In a recently disclosed letter, President Donald Trump’s attorneys said the president “dictated” his son’s statement to the New York Times about a June 2016 meeting between top Trump campaign aides and a Russian lawyer. That contradicts earlier claims by Trump’s representatives.
Former New York City Mayor Rudy Giuliani went beyond the boundaries of what investigators have reported on Sunday when he said the suspect in the 2009 Fort Hood shootings indicated "a desire to participate in jihad" three years before the attack. It is still not clear what the Army knew – and when – about the political views of Maj. Nidal Hasan, or how it failed to identify him as a potential internal threat before the attack that killed 13 people and wounded dozens.
In last night's debate, held days before Tuesday's Republican primary in the Sunshine State, the remaining GOP candidates came up with a few new factual distortions and repeated several old ones. Among them:
McCain said he had won the Republican vote in both the South Carolina and New Hampshire primaries, where independent voters also participate. One exit poll showed him narrowly prevailing with Republicans in New Hampshire, while another didn’t. And the same poll that favored him in that state had him losing the GOP vote to Huckabee in South Carolina.
Another debate, another round of fact-checking. The GOP meeting in South Carolina was the third for Republican candidates in a week, but they haven’t run out of exaggerations or misstatements:
Romney claimed Massachusetts gained jobs "every single month" he was governor after hitting a low point. In fact the job gains seesawed, with seven of 36 months producing job losses.
Huckabee escalated his misleading claims about cutting taxes, saying he cut taxes for the first time in the history of the state of Arkansas,
Q: Did Giuliani break the law using city funds while visiting his mistress?
A: No. Reporters who broke the story didn’t suggest he acted illegally.
Republican and Democratic candidates participated in double-header debates in New Hampshire Jan. 5 in advance of the state's first-in-the-nation primary. Republicans were up first, and they got a little wild with their swings:
Romney claimed that the 47 million Americans who lack health care are not covered because they say "I'm not going to play.
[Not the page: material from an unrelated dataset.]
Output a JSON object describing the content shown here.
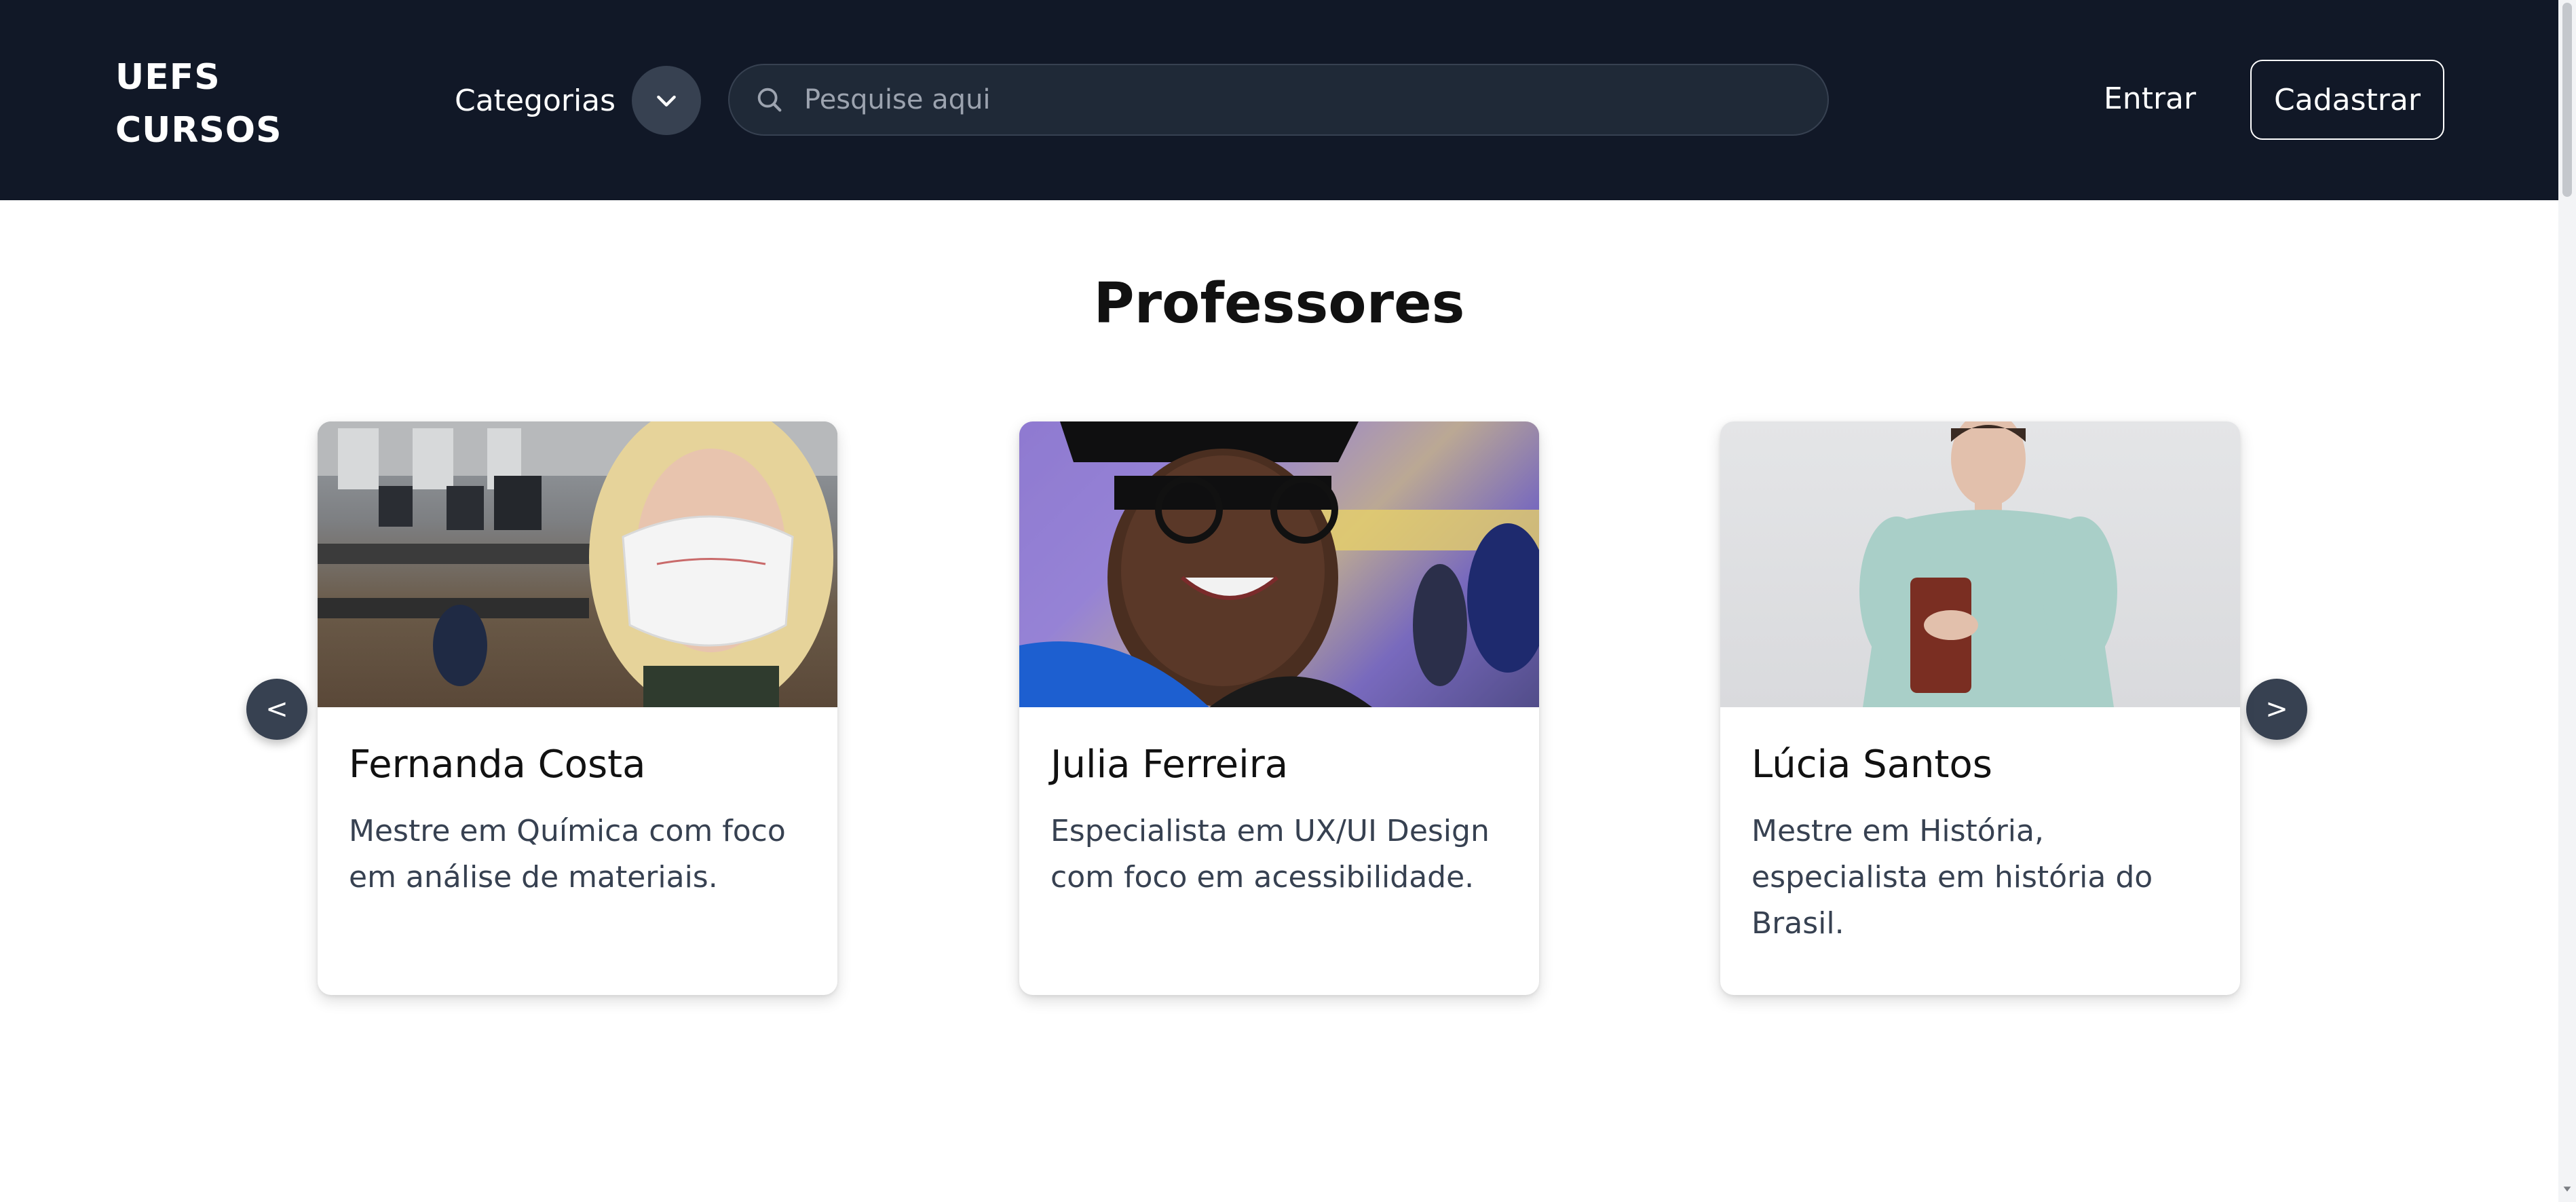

I'm just going to get free care paid for by everybody else." Experts say that very few who are offered insurance turn it down and that the uninsured get worse care.